The Czech government, which holds the rotating presidency of the European Union, collapsed today when four coalition MPs joined the opposition in voting "no-confidence" in the government.

For 26 months the three-party governing coalition lived on a knife's edge with either a razor-thin majority in parliament, or otherwise cobbling together the necessary votes from a handful of independent MPs in order to advance its agenda. But today Prime Minister Mirek Topolanek's wheeling-and-dealing couldn't save him.

The Civic Democratic Party has led the government despite deep fissures within the party. Nothing divided them more than a European Union reform plan known as the Lisbon Treaty. The Czech Republic is the only one of the EU's 27-member states not to have voted on the treaty. And it was something of an embarrassment that the country holding the EU presidency had not managed to ratify it.

The Green Party — always an odd fit in this right-of-center government — has been deeply divided over a number of issues, but none more so than U.S. plans for a missile defense base.

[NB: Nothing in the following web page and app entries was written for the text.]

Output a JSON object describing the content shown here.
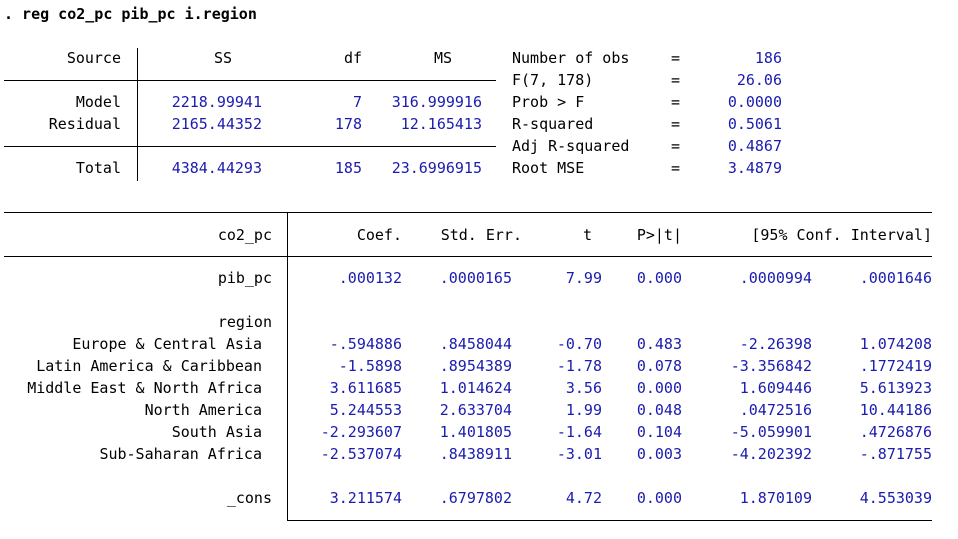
{
  "command": ". reg co2_pc pib_pc i.region",
  "anova": {
    "headers": {
      "source": "Source",
      "ss": "SS",
      "df": "df",
      "ms": "MS"
    },
    "rows": [
      {
        "source": "Model",
        "ss": "2218.99941",
        "df": "7",
        "ms": "316.999916"
      },
      {
        "source": "Residual",
        "ss": "2165.44352",
        "df": "178",
        "ms": "12.165413"
      },
      {
        "source": "Total",
        "ss": "4384.44293",
        "df": "185",
        "ms": "23.6996915"
      }
    ]
  },
  "stats": [
    {
      "label": "Number of obs",
      "eq": "=",
      "value": "186"
    },
    {
      "label": "F(7, 178)",
      "eq": "=",
      "value": "26.06"
    },
    {
      "label": "Prob > F",
      "eq": "=",
      "value": "0.0000"
    },
    {
      "label": "R-squared",
      "eq": "=",
      "value": "0.5061"
    },
    {
      "label": "Adj R-squared",
      "eq": "=",
      "value": "0.4867"
    },
    {
      "label": "Root MSE",
      "eq": "=",
      "value": "3.4879"
    }
  ],
  "coef_table": {
    "headers": {
      "var": "co2_pc",
      "coef": "Coef.",
      "se": "Std. Err.",
      "t": "t",
      "p": "P>|t|",
      "ci": "[95% Conf. Interval]"
    },
    "rows": [
      {
        "var": "pib_pc",
        "coef": ".000132",
        "se": ".0000165",
        "t": "7.99",
        "p": "0.000",
        "lo": ".0000994",
        "hi": ".0001646"
      },
      {
        "var": "region",
        "coef": "",
        "se": "",
        "t": "",
        "p": "",
        "lo": "",
        "hi": ""
      },
      {
        "var": "Europe & Central Asia",
        "coef": "-.594886",
        "se": ".8458044",
        "t": "-0.70",
        "p": "0.483",
        "lo": "-2.26398",
        "hi": "1.074208"
      },
      {
        "var": "Latin America & Caribbean",
        "coef": "-1.5898",
        "se": ".8954389",
        "t": "-1.78",
        "p": "0.078",
        "lo": "-3.356842",
        "hi": ".1772419"
      },
      {
        "var": "Middle East & North Africa",
        "coef": "3.611685",
        "se": "1.014624",
        "t": "3.56",
        "p": "0.000",
        "lo": "1.609446",
        "hi": "5.613923"
      },
      {
        "var": "North America",
        "coef": "5.244553",
        "se": "2.633704",
        "t": "1.99",
        "p": "0.048",
        "lo": ".0472516",
        "hi": "10.44186"
      },
      {
        "var": "South Asia",
        "coef": "-2.293607",
        "se": "1.401805",
        "t": "-1.64",
        "p": "0.104",
        "lo": "-5.059901",
        "hi": ".4726876"
      },
      {
        "var": "Sub-Saharan Africa",
        "coef": "-2.537074",
        "se": ".8438911",
        "t": "-3.01",
        "p": "0.003",
        "lo": "-4.202392",
        "hi": "-.871755"
      },
      {
        "var": "_cons",
        "coef": "3.211574",
        "se": ".6797802",
        "t": "4.72",
        "p": "0.000",
        "lo": "1.870109",
        "hi": "4.553039"
      }
    ]
  }
}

The strains in the two parties finally reached their boiling point today, and the government fell.

The coalition's demise will kick off an period of intense political horse trading, as both the prime minister and his counterpart — Social Democratic Party Chairman Jiri Paroubek — maneuver for politcal advantage.

Topolanek would like to have early parliamentary elections in June, while Paroubek wants elections in the fall. President Vaclav Klaus will have considerable influence over the political maneuvering, which could also lead to an apolitical caretaker government — either until early elections are held, or until the current mandate expires in June 2010.

The view from Brussels